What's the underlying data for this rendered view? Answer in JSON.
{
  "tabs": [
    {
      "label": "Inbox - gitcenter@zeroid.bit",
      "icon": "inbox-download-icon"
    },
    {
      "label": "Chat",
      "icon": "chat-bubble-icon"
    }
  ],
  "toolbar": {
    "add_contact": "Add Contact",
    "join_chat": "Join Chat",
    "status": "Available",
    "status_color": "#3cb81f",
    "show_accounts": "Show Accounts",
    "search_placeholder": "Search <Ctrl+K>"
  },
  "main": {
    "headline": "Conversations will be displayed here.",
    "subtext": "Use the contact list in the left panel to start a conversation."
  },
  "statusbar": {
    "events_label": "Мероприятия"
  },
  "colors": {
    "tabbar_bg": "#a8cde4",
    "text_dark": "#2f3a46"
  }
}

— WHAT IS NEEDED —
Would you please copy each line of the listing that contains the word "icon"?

— THE COMPLETED TASK —
      "icon": "inbox-download-icon"
      "icon": "chat-bubble-icon"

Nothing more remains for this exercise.